With the assistance of the International Monetary Fund and other tax experts, the Republic of Seychelles (a small island nation 832 miles east of mainland Africa, northeast of Madagascar, with a population of about 84,000) completed a major tax reform that includes a broad-based flat tax. In the 2010 budget, Minister of Finance Danny Faure spelled out the details.
January 1, 2010: A 15% withholding rate will be applied to dividends and interest income.
July 1, 2010: A personal income tax (PIT) will replace former Social Security fund contributions amounting to 22.5% of wages with a flat-rate tax of 18.75%. Expatriates will be subject to the PIT at an initial rate of 10%. Rebates will be given to those with the lowest incomes in the country below a PIT threshold.
January 1, 2011: The PIT rate will be reduced to 15%.
January 1, 2012: The expatriate PIT rate will rise to 15% to be harmonized with that of residents.
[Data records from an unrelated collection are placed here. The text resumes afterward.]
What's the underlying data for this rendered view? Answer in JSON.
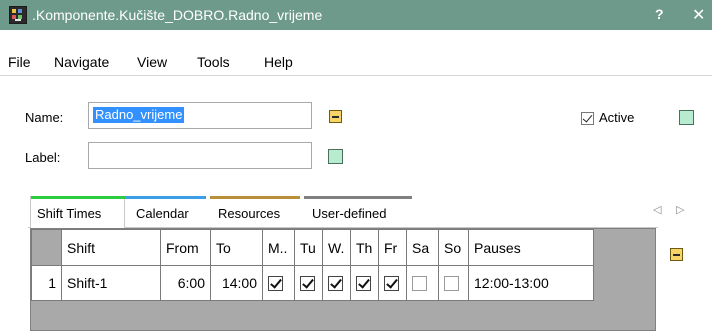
{
  "window": {
    "title": ".Komponente.Kučište_DOBRO.Radno_vrijeme",
    "help_label": "?",
    "close_label": "✕"
  },
  "menu": [
    "File",
    "Navigate",
    "View",
    "Tools",
    "Help"
  ],
  "form": {
    "name_label": "Name:",
    "name_value": "Radno_vrijeme",
    "label_label": "Label:",
    "label_value": "",
    "active_label": "Active",
    "active_checked": true
  },
  "tabs": [
    {
      "label": "Shift Times",
      "color": "#2ecc40",
      "active": true
    },
    {
      "label": "Calendar",
      "color": "#3c9ee5",
      "active": false
    },
    {
      "label": "Resources",
      "color": "#b8903a",
      "active": false
    },
    {
      "label": "User-defined",
      "color": "#808080",
      "active": false
    }
  ],
  "tab_nav": {
    "prev": "◁",
    "next": "▷"
  },
  "grid": {
    "columns": [
      "Shift",
      "From",
      "To",
      "M..",
      "Tu",
      "W.",
      "Th",
      "Fr",
      "Sa",
      "So",
      "Pauses"
    ],
    "rows": [
      {
        "index": "1",
        "shift": "Shift-1",
        "from": "6:00",
        "to": "14:00",
        "days": [
          true,
          true,
          true,
          true,
          true,
          false,
          false
        ],
        "pauses": "12:00-13:00"
      }
    ]
  },
  "colors": {
    "titlebar": "#6e9a8c",
    "selection": "#3390ff",
    "grid_background": "#a9a9a9"
  }
}
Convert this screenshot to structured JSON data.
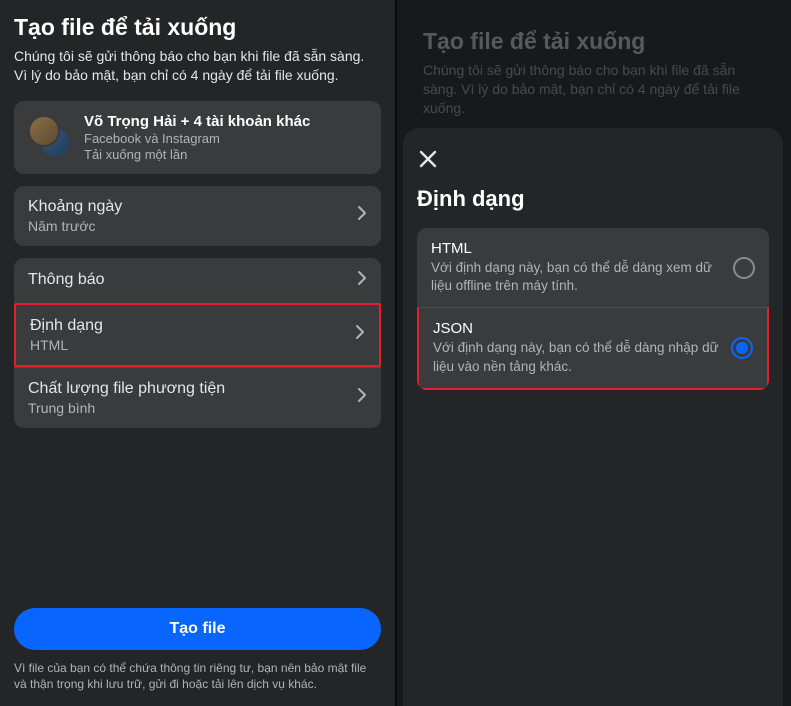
{
  "left": {
    "title": "Tạo file để tải xuống",
    "subtitle": "Chúng tôi sẽ gửi thông báo cho bạn khi file đã sẵn sàng. Vì lý do bảo mật, bạn chỉ có 4 ngày để tải file xuống.",
    "account": {
      "title": "Võ Trọng Hải + 4 tài khoản khác",
      "platforms": "Facebook và Instagram",
      "download_type": "Tải xuống một lần"
    },
    "date_range": {
      "label": "Khoảng ngày",
      "value": "Năm trước"
    },
    "notification": {
      "label": "Thông báo"
    },
    "format": {
      "label": "Định dạng",
      "value": "HTML"
    },
    "media_quality": {
      "label": "Chất lượng file phương tiện",
      "value": "Trung bình"
    },
    "create_button": "Tạo file",
    "footer": "Vì file của bạn có thể chứa thông tin riêng tư, bạn nên bảo mật file và thận trọng khi lưu trữ, gửi đi hoặc tải lên dịch vụ khác."
  },
  "right": {
    "bg_title": "Tạo file để tải xuống",
    "bg_subtitle": "Chúng tôi sẽ gửi thông báo cho bạn khi file đã sẵn sàng. Vì lý do bảo mật, bạn chỉ có 4 ngày để tải file xuống.",
    "sheet_title": "Định dạng",
    "option_html": {
      "title": "HTML",
      "desc": "Với định dạng này, bạn có thể dễ dàng xem dữ liệu offline trên máy tính."
    },
    "option_json": {
      "title": "JSON",
      "desc": "Với định dạng này, bạn có thể dễ dàng nhập dữ liệu vào nền tảng khác."
    }
  }
}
On January 1, 2010, the tax reform also lowered the top rate of tax on corporations, partnerships, and sole traders from 40% to 33% on income exceeding Seychelles Rupees 1,000,000 (US$1 = SCR 12.5), with a lower rate of 18.75% applied to income beyond a tax-free threshold over SCR 250,000 up to SCR 1,000,000.